The System-on-Chip market is changing. Today's wearable devices, smartphones and tablets need to process more and more data, from more sources such as different sensors, using less power and producing less heat, than ever before. There are a large number of businesses producing chipsets for mobile devices and one of the most brightest stars is MediaTek. MediaTek started their business building reference featurephone designs that could easily and quickly be relabelled, but moved into tablet chips and subsequently into smartphone chipsets. For a time, MediaTek's chipsets were considered relatively unrefined compared with the competition: they were cheap, relatively inefficient designs found in entry and mid-range devices at best.

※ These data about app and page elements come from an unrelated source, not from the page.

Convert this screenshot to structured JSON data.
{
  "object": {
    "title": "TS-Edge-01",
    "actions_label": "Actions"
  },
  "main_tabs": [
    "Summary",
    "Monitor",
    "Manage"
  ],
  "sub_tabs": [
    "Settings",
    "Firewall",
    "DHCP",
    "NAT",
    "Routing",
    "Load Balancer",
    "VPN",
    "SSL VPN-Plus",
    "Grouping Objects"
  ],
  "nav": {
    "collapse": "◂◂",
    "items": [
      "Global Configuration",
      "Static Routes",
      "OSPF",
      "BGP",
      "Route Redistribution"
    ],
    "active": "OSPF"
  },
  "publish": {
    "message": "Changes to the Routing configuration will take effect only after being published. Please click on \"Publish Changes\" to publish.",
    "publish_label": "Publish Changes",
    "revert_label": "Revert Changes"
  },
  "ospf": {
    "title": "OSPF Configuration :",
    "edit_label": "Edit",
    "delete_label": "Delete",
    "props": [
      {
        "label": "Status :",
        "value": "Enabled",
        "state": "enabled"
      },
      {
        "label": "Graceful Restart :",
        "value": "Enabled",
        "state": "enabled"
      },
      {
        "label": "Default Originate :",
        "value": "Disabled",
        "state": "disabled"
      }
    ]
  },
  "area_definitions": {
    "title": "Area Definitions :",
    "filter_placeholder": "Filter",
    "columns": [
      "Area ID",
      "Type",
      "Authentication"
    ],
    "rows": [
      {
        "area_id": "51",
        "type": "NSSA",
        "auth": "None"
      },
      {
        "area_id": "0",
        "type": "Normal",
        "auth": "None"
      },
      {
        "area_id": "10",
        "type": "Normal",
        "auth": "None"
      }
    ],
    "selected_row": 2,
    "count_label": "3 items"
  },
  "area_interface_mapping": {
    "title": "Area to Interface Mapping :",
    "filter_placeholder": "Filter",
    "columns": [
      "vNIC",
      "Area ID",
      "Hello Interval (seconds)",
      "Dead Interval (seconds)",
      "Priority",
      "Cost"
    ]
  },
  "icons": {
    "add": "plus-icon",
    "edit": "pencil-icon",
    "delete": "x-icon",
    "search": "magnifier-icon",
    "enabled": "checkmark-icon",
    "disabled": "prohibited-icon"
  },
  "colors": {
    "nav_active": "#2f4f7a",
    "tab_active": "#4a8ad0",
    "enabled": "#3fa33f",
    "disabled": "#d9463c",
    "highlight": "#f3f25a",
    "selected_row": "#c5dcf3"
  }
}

MediaTek were the first chipset manufacturer to introduce an octacore application processor module – that is, eight processor cores designed to operate at the same time. Although for the majority of applications, having more than two processor cores is a waste, MediaTek's demonstration of technology did catch the attention of the chipset industry and their marketing departments all over the world. In recent years, MediaTek have refined their chipset designs to include more and more powerful GPUs and integrated, high performance LTE modems. However, as their end products have become more sophisticated, so their prices have risen and this has changed how the business operates and competes with the likes of the established, mainstream brands familiar to Western device buyers: Intel, Qualcomm and NVIDIA. As MediaTek changed its business to look closer to their high tech competition, so they have suffered from the same pricing pressure.
Against this backdrop, MediaTek have recently released business performance data for the first quarter 2016 and some of the numbers are eyebrow raising. Gross margins dropped to 38.1% from 47.1% this time last year. Consolidated revenues dropped by over 9% to just under NT$56 million (approximately US$1.75 billion). The reason for the drop in margins is down to intense competition amongst the chipset manufacturers in the mobile universe. However, as MediaTek competes with other chip vendors it was expecting the drop in gross margin and the reported 38.1% is in line with the expected range of 37% to 40% for the quarter. Furthermore, overall revenues were up: over 17% higher compared with the same period in 2015. MediaTek's guidance stated that the reason why revenues were higher is because of a combination of selling more of their higher end chipsets and the integration of Richtek's revenue – which kicked in from October 2015.
Looking forward, MediaTek are working to diversify their chipset make up. As well as leaks of new device chipsets such as the Helio X30, we've seen how the company are working on investing into the Internet of Things arena, which is expected to be a massive push for bsuiensses around the world. The business is evolving and changing with the times.